Interface dataset entries

<<<<

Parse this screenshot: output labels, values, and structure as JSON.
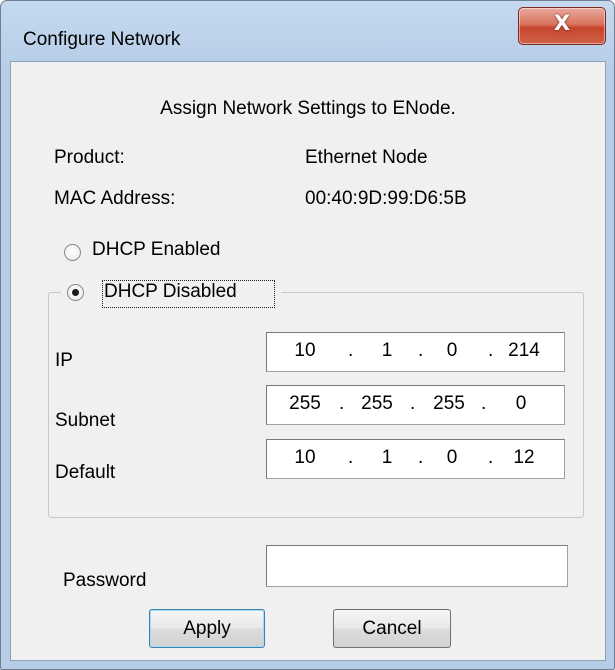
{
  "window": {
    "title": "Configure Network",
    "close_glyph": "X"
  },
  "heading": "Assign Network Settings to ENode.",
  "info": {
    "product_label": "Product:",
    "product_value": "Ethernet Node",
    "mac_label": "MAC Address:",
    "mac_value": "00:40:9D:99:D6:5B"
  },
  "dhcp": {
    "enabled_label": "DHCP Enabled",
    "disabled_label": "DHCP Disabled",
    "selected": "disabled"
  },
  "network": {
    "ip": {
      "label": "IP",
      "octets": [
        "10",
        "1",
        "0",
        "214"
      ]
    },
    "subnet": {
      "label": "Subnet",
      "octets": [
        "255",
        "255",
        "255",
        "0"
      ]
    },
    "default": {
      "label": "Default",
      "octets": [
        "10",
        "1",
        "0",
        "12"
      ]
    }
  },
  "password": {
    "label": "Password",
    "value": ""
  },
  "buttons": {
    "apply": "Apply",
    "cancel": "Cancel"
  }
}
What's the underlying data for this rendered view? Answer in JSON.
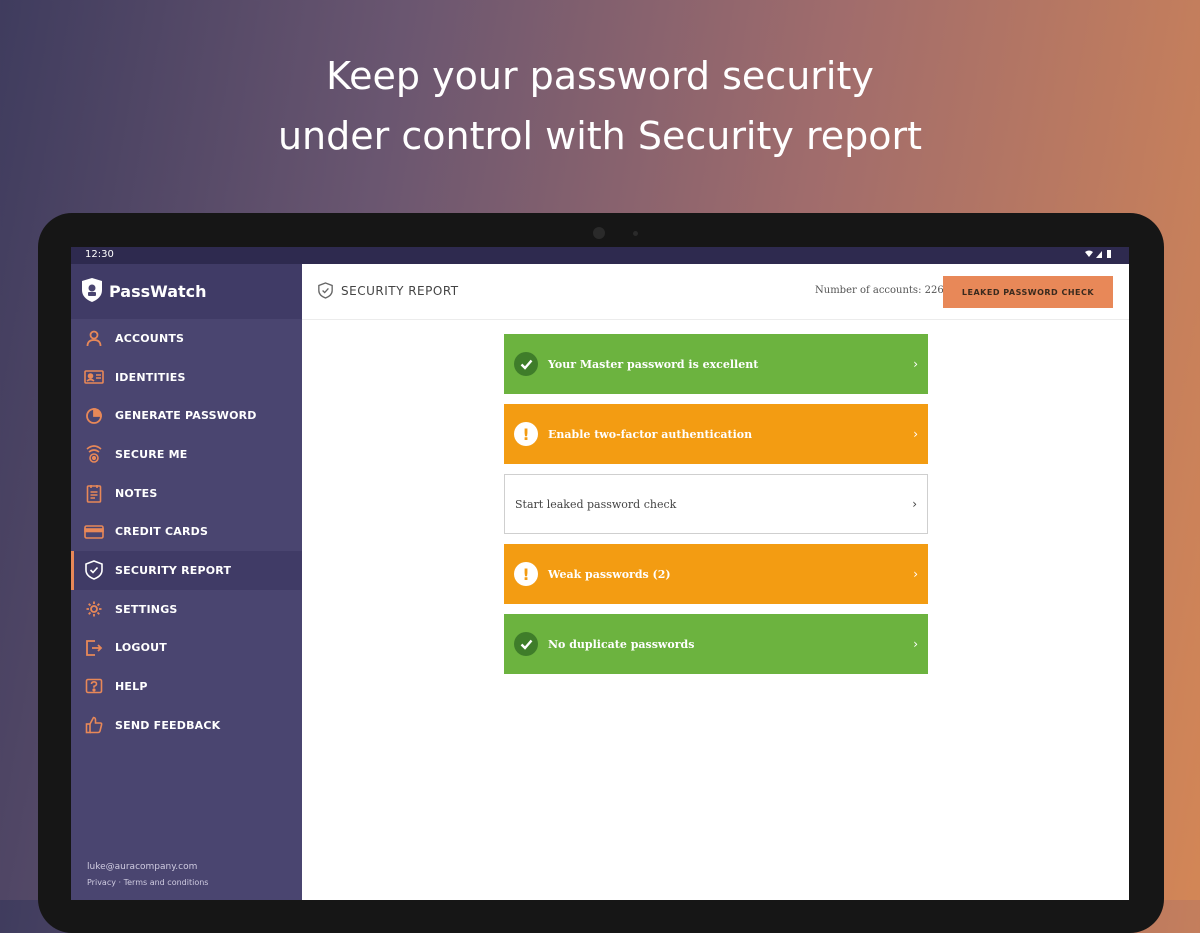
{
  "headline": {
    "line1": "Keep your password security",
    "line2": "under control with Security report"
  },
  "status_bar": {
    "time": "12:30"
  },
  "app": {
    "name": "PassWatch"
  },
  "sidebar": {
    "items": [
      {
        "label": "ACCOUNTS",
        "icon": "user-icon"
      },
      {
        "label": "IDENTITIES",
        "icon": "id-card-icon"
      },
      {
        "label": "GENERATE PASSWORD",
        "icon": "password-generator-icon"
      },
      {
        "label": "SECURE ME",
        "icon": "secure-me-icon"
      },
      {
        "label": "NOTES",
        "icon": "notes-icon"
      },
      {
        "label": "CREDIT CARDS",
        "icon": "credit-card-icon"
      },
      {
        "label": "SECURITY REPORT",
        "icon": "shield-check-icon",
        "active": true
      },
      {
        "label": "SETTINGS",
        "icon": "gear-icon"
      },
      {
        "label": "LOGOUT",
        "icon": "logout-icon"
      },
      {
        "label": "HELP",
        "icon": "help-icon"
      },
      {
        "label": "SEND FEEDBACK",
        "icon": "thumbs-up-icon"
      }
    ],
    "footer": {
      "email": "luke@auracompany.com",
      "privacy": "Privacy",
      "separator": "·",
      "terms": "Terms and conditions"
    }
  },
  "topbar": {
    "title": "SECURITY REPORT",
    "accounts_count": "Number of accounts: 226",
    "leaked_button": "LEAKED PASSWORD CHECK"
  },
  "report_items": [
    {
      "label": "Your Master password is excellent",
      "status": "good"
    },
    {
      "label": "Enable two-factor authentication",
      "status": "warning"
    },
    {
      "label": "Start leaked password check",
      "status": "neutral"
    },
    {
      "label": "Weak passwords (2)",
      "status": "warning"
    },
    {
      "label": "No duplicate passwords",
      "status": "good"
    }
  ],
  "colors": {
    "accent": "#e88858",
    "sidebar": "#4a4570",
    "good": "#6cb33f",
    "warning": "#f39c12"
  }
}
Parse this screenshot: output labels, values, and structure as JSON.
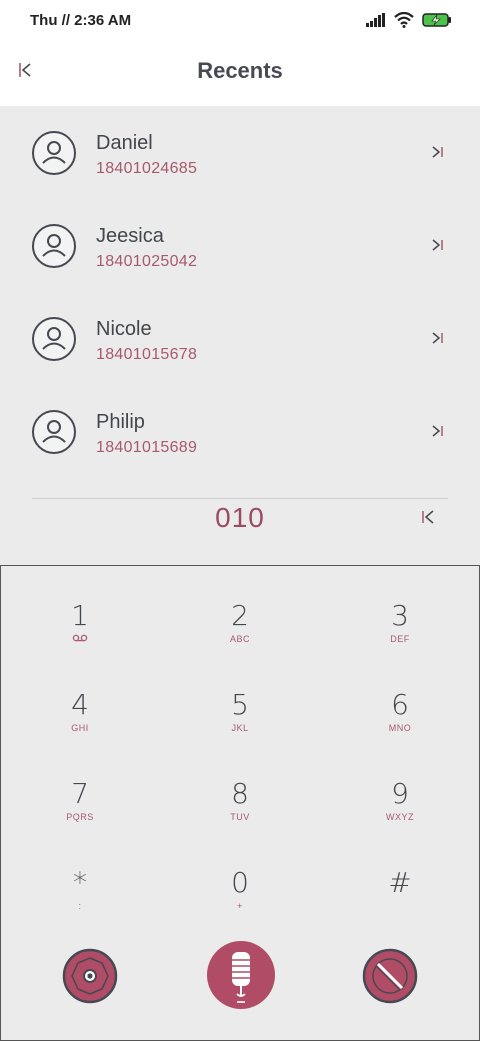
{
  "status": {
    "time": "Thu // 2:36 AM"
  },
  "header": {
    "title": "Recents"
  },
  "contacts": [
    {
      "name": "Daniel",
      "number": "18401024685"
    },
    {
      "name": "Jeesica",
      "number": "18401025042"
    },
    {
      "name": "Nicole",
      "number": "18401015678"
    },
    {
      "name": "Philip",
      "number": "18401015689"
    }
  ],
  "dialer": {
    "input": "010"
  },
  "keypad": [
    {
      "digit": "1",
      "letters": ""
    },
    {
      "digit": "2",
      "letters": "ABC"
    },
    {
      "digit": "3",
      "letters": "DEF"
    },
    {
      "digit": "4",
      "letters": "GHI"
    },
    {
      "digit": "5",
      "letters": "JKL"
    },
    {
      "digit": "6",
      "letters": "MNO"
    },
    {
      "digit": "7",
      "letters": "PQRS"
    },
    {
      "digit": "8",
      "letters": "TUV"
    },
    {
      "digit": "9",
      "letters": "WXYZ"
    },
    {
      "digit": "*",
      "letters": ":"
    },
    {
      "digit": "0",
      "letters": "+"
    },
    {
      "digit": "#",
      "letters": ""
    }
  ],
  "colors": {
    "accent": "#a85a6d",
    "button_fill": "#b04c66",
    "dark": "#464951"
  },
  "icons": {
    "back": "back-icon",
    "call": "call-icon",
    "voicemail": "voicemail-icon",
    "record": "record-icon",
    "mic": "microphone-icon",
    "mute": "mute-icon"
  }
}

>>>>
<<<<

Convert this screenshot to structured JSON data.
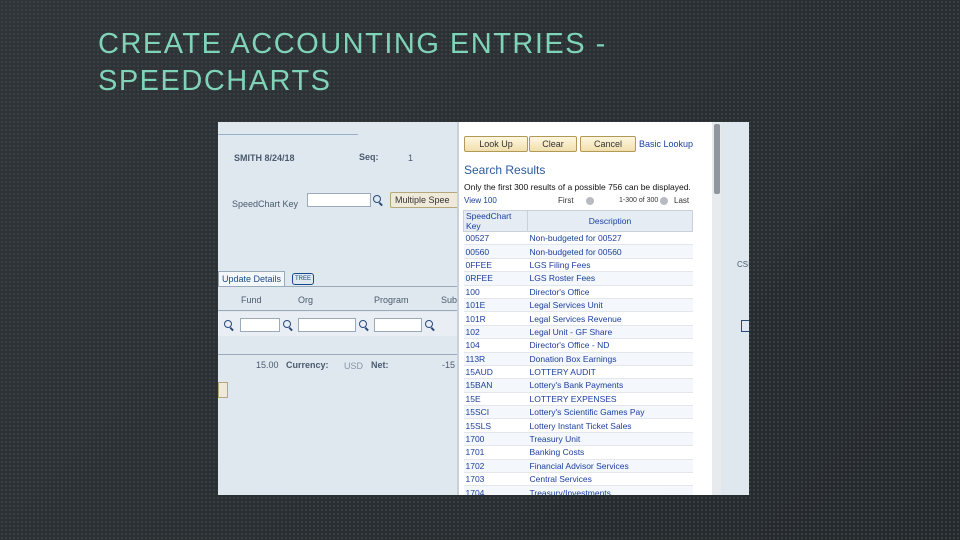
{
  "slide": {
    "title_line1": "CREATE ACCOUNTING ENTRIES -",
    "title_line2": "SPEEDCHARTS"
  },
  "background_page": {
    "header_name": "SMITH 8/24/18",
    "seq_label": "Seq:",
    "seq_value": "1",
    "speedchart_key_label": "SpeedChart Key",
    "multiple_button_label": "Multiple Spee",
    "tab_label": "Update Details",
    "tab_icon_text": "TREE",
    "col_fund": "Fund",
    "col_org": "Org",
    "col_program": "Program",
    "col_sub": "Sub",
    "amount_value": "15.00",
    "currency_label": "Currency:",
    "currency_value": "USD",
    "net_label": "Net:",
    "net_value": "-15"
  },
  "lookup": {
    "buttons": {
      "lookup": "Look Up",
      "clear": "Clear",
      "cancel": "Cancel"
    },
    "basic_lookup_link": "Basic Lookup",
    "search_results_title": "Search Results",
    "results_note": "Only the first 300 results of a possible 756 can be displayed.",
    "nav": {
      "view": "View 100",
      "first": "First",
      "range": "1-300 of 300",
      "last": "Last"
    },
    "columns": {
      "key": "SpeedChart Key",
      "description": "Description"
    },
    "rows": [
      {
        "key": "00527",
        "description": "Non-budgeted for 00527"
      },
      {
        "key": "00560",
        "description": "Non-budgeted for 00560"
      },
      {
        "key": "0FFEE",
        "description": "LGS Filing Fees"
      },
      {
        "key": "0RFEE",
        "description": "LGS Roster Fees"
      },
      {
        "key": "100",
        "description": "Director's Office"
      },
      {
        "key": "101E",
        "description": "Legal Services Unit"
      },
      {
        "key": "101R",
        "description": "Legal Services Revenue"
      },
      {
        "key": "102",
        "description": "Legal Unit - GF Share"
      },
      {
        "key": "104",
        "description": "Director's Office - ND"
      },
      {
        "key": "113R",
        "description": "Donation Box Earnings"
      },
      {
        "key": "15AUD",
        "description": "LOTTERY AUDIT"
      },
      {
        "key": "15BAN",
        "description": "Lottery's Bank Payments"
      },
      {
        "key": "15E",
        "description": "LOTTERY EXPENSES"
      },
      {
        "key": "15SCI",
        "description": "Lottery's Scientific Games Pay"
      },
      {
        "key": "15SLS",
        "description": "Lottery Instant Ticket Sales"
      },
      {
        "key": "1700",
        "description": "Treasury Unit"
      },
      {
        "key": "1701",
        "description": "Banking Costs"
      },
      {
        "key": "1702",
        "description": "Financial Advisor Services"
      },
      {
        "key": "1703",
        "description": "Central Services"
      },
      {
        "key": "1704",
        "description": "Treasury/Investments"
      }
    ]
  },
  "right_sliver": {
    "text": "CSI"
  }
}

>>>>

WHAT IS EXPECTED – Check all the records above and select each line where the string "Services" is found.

OUTPUT OF THE TASK –
        "description": "Legal Services Unit"
        "description": "Legal Services Revenue"
        "description": "Financial Advisor Services"
        "description": "Central Services"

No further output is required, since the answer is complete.